An Unfinished Life: John F. Kennedy, 1917-1963

By Konig, Michael | Historical Journal of Massachusetts, Summer 2006 | Go to article overview

An Unfinished Life: John F. Kennedy, 1917-1963


Konig, Michael, Historical Journal of Massachusetts


Robert Dallek, An Unfinished Life: John F. Kennedy, 1917-1963, Little Brown and Company, 2003, Boston.

Robert Dallek stands as one of the finest presidential biographers in the historical profession. In his previous work on Lyndon Johnson, Dallek demonstrates a remarkable ability to provide a balanced historical appraisal of a monumental political figure. His more recent effort on John F. Kennedy accomplishes the same feat. Dallek's biography of JFK is noteworthy among similar studies in that the author obtained access to previously unavailable medical records and personal material. The John F. Kennedy Library provided many of these documents and thereby should share in some of the credit for the success of this account.

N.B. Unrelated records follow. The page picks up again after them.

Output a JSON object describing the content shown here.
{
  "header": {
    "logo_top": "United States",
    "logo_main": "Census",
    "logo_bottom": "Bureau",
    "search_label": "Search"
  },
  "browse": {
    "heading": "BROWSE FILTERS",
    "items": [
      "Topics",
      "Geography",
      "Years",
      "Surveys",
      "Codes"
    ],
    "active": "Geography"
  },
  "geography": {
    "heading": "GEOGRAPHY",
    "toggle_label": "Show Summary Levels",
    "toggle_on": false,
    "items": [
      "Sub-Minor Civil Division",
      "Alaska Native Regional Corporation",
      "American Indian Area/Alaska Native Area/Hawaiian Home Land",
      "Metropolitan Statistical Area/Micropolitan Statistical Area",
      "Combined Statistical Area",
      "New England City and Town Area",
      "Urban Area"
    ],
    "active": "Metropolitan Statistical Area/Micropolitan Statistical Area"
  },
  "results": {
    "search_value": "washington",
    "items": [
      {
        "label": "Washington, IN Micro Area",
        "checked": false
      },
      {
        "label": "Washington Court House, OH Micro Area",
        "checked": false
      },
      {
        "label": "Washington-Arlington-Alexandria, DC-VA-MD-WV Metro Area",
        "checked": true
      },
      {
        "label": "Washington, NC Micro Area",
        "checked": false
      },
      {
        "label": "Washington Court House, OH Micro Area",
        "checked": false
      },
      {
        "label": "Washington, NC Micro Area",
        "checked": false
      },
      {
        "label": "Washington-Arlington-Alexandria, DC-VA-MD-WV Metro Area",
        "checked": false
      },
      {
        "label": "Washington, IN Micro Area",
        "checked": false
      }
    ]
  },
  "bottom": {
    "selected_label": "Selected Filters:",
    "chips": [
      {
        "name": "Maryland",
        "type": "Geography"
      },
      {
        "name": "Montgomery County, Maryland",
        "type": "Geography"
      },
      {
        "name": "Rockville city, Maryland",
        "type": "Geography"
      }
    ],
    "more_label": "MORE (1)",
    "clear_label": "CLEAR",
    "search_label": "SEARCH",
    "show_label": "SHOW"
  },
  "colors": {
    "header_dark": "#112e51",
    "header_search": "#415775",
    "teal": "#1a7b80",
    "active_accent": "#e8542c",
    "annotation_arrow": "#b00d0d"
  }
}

What Dallek so expertly demonstrates are the continuities of Kennedy's life and political career. These include his lifelong interest in foreign affairs. The author details Kennedy's focus on international and diplomatic history during his preparatory school and college years and how this interest helped to create a sense of familiarity and confidence with these issues during his tenure as president. This continuity also existed in some of the less reputable aspects of Kennedy's personal life. Dallek makes clear that Kennedy's involvement with women was usually self-serving, shallow, and even unseemly. From his preparatory school experience, Kennedy demonstrated a chauvinistic and even boastful relationship with his many female conquests. …

The rest of this article is only available to active members of Questia

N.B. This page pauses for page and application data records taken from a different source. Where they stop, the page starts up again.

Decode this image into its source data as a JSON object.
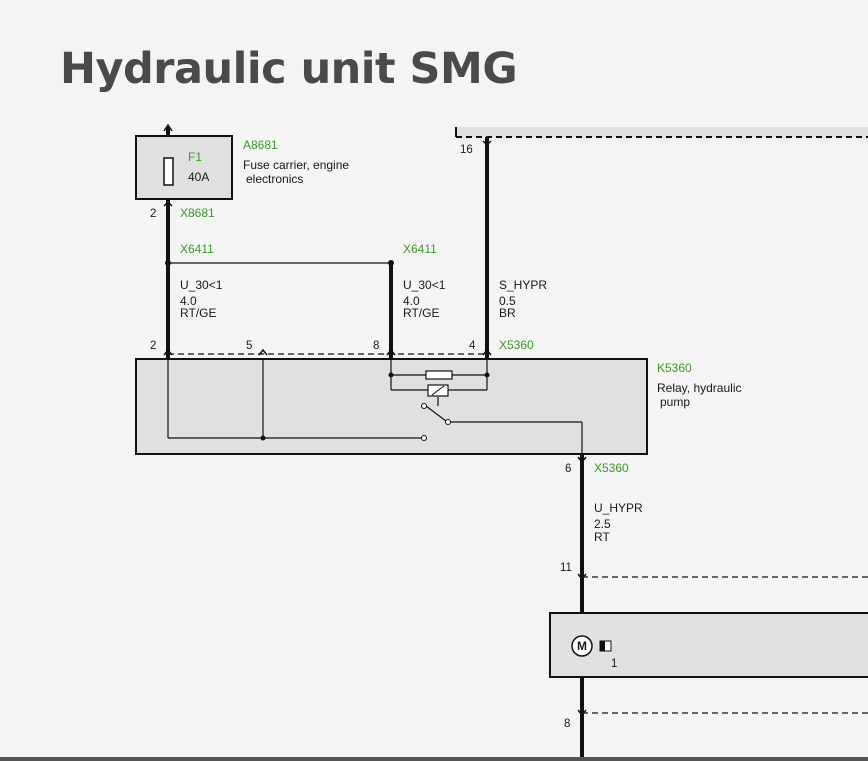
{
  "title": "Hydraulic unit SMG",
  "components": {
    "fuse_carrier": {
      "id": "A8681",
      "desc_line1": "Fuse carrier, engine",
      "desc_line2": "electronics",
      "fuse_id": "F1",
      "fuse_rating": "40A"
    },
    "relay": {
      "id": "K5360",
      "desc_line1": "Relay, hydraulic",
      "desc_line2": "pump"
    },
    "motor": {
      "symbol": "M",
      "pin": "1"
    }
  },
  "connectors": {
    "x8681": {
      "id": "X8681",
      "pin": "2"
    },
    "x6411_left": {
      "id": "X6411"
    },
    "x6411_right": {
      "id": "X6411"
    },
    "x5360_top": {
      "id": "X5360",
      "pins": [
        "2",
        "5",
        "8",
        "4"
      ]
    },
    "x5360_bottom": {
      "id": "X5360",
      "pin": "6"
    },
    "top_right_pin": "16",
    "pin_11": "11",
    "pin_8_bottom": "8"
  },
  "wires": [
    {
      "signal": "U_30<1",
      "gauge": "4.0",
      "color": "RT/GE"
    },
    {
      "signal": "U_30<1",
      "gauge": "4.0",
      "color": "RT/GE"
    },
    {
      "signal": "S_HYPR",
      "gauge": "0.5",
      "color": "BR"
    },
    {
      "signal": "U_HYPR",
      "gauge": "2.5",
      "color": "RT"
    }
  ],
  "colors": {
    "background": "#f4f4f4",
    "box_fill": "#e0e0e0",
    "label_green": "#3c9a28",
    "title": "#4a4a4a"
  }
}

Already a member? Log in now.

Notes for this article

Add a new note
If you are trying to select text to create highlights or citations, remember that you must now click or tap on the first word, and then click or tap on the last word.
One moment ...
Default project is now your active project.
Project items
Notes
Cite this article

Cited article

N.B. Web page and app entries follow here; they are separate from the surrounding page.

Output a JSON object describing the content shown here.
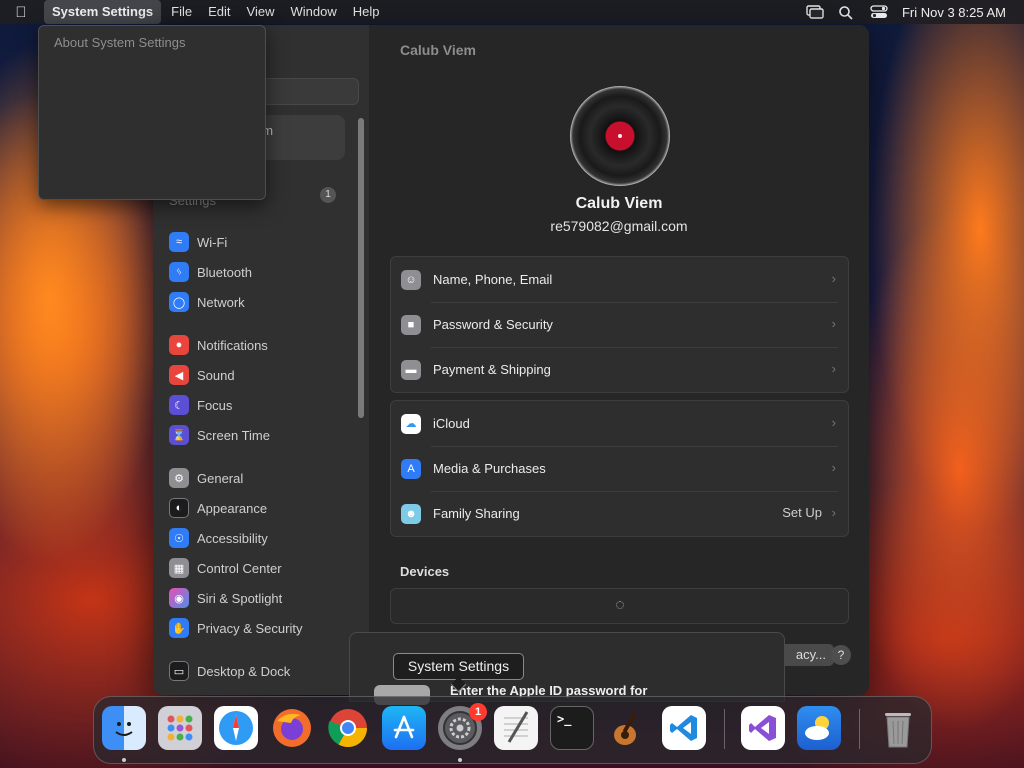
{
  "menubar": {
    "apple_icon": "apple-logo-icon",
    "app_name": "System Settings",
    "menus": [
      "File",
      "Edit",
      "View",
      "Window",
      "Help"
    ],
    "datetime": "Fri Nov 3  8:25 AM",
    "status_icons": [
      "screen-mirroring-icon",
      "spotlight-search-icon",
      "control-center-icon"
    ]
  },
  "dropdown": {
    "items": [
      "About System Settings"
    ]
  },
  "sidebar": {
    "profile_partial_label": "em",
    "suggestion_label": "Settings",
    "suggestion_badge": "1",
    "items": [
      {
        "label": "Wi-Fi",
        "icon": "wifi-icon",
        "color": "#2f7cf6"
      },
      {
        "label": "Bluetooth",
        "icon": "bluetooth-icon",
        "color": "#2f7cf6"
      },
      {
        "label": "Network",
        "icon": "globe-icon",
        "color": "#2f7cf6"
      },
      {
        "label": "Notifications",
        "icon": "bell-icon",
        "color": "#e8453c"
      },
      {
        "label": "Sound",
        "icon": "speaker-icon",
        "color": "#e8453c"
      },
      {
        "label": "Focus",
        "icon": "moon-icon",
        "color": "#5b4fd6"
      },
      {
        "label": "Screen Time",
        "icon": "hourglass-icon",
        "color": "#5b4fd6"
      },
      {
        "label": "General",
        "icon": "gear-icon",
        "color": "#8e8e93"
      },
      {
        "label": "Appearance",
        "icon": "appearance-icon",
        "color": "#1c1c1e"
      },
      {
        "label": "Accessibility",
        "icon": "accessibility-icon",
        "color": "#2f7cf6"
      },
      {
        "label": "Control Center",
        "icon": "control-center-icon",
        "color": "#8e8e93"
      },
      {
        "label": "Siri & Spotlight",
        "icon": "siri-icon",
        "color": "#b44fd6"
      },
      {
        "label": "Privacy & Security",
        "icon": "hand-icon",
        "color": "#2f7cf6"
      },
      {
        "label": "Desktop & Dock",
        "icon": "dock-icon",
        "color": "#1c1c1e"
      }
    ]
  },
  "main": {
    "title": "Calub Viem",
    "user_name": "Calub Viem",
    "user_email": "re579082@gmail.com",
    "group1": [
      {
        "label": "Name, Phone, Email",
        "icon": "person-icon",
        "color": "#8e8e93"
      },
      {
        "label": "Password & Security",
        "icon": "lock-icon",
        "color": "#8e8e93"
      },
      {
        "label": "Payment & Shipping",
        "icon": "credit-card-icon",
        "color": "#8e8e93"
      }
    ],
    "group2": [
      {
        "label": "iCloud",
        "icon": "icloud-icon",
        "color": "#ffffff",
        "extra": ""
      },
      {
        "label": "Media & Purchases",
        "icon": "app-store-icon",
        "color": "#2f7cf6",
        "extra": ""
      },
      {
        "label": "Family Sharing",
        "icon": "family-icon",
        "color": "#7ecbe8",
        "extra": "Set Up"
      }
    ],
    "devices_title": "Devices",
    "privacy_button": "acy...",
    "help_button": "?"
  },
  "sheet": {
    "text": "Enter the Apple ID password for"
  },
  "tooltip": {
    "text": "System Settings"
  },
  "dock": {
    "items": [
      {
        "name": "Finder",
        "icon": "finder-icon",
        "color": "#3d8ef5",
        "running": true
      },
      {
        "name": "Launchpad",
        "icon": "launchpad-icon",
        "color": "#c9c9cf",
        "running": false
      },
      {
        "name": "Safari",
        "icon": "safari-icon",
        "color": "#2f9bf5",
        "running": false
      },
      {
        "name": "Firefox",
        "icon": "firefox-icon",
        "color": "#f26d2b",
        "running": false
      },
      {
        "name": "Chrome",
        "icon": "chrome-icon",
        "color": "#e8e8e8",
        "running": false
      },
      {
        "name": "App Store",
        "icon": "app-store-icon",
        "color": "#1d8cf2",
        "running": false
      },
      {
        "name": "System Settings",
        "icon": "system-settings-icon",
        "color": "#8a8a8f",
        "running": true,
        "badge": "1"
      },
      {
        "name": "TextEdit",
        "icon": "textedit-icon",
        "color": "#f0f0f0",
        "running": false
      },
      {
        "name": "Terminal",
        "icon": "terminal-icon",
        "color": "#1f1f1f",
        "running": false
      },
      {
        "name": "GarageBand",
        "icon": "garageband-icon",
        "color": "#8a4b1c",
        "running": false
      },
      {
        "name": "Visual Studio Code",
        "icon": "vscode-icon",
        "color": "#ffffff",
        "running": false
      },
      {
        "name": "Visual Studio",
        "icon": "visual-studio-icon",
        "color": "#ffffff",
        "running": false
      },
      {
        "name": "Weather",
        "icon": "weather-icon",
        "color": "#2f7ee6",
        "running": false
      },
      {
        "name": "Trash",
        "icon": "trash-icon",
        "color": "#9a9a9a",
        "running": false
      }
    ]
  }
}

Style
Citations are available only to our active members.
Buy instant access to cite pages or passages in MLA 8, MLA 7, APA and Chicago citation styles.

(Einhorn, 1992, p. 25)

(Einhorn 25)

(Einhorn 25)

1. Lois J. Einhorn, Abraham Lincoln, the Orator: Penetrating the Lincoln Legend (Westport, CT: Greenwood Press, 1992), 25, http://www.questia.com/read/27419298.

Note: primary sources have slightly different requirements for citation. Please see these guidelines for more information.

Cited article

An Unfinished Life: John F. Kennedy, 1917-1963
Settings

Settings

Typeface
Text size Smaller Larger Reset View mode
Search within

Search within this article

Look up

Look up a word

  • Dictionary
  • Thesaurus
Please submit a word or phrase above.
Print this page

Print this page

Why can't I print more than one page at a time?

Help
Full screen
Items saved from this article
  • Highlights & Notes
  • Citations
Some of your highlights are legacy items.

Highlights saved before July 30, 2012 will not be displayed on their respective source pages.

You can easily re-create the highlights by opening the book page or article, selecting the text, and clicking “Highlight.”

matching results for page

    Questia reader help

    How to highlight and cite specific passages

    1. Click or tap the first word you want to select.
    2. Click or tap the last word you want to select, and you’ll see everything in between get selected.
    3. You’ll then get a menu of options like creating a highlight or a citation from that passage of text.

    OK, got it!

    Cited passage

    Style
    Citations are available only to our active members.
    Buy instant access to cite pages or passages in MLA 8, MLA 7, APA and Chicago citation styles.

    "Portraying himself as an honest, ordinary person helped Lincoln identify with his audiences." (Einhorn, 1992, p. 25).

    "Portraying himself as an honest, ordinary person helped Lincoln identify with his audiences." (Einhorn 25)

    "Portraying himself as an honest, ordinary person helped Lincoln identify with his audiences." (Einhorn 25)

    "Portraying himself as an honest, ordinary person helped Lincoln identify with his audiences."1

    1. Lois J. Einhorn, Abraham Lincoln, the Orator: Penetrating the Lincoln Legend (Westport, CT: Greenwood Press, 1992), 25, http://www.questia.com/read/27419298.

    Cited passage

    Thanks for trying Questia!

    Please continue trying out our research tools, but please note, full functionality is available only to our active members.

    Your work will be lost once you leave this Web page.

    Buy instant access to save your work.

    Already a member? Log in now.

    Search by... Author
    Show... All Results Primary Sources Peer-reviewed

    Oops!

    An unknown error has occurred. Please click the button below to reload the page. If the problem persists, please try again in a little while.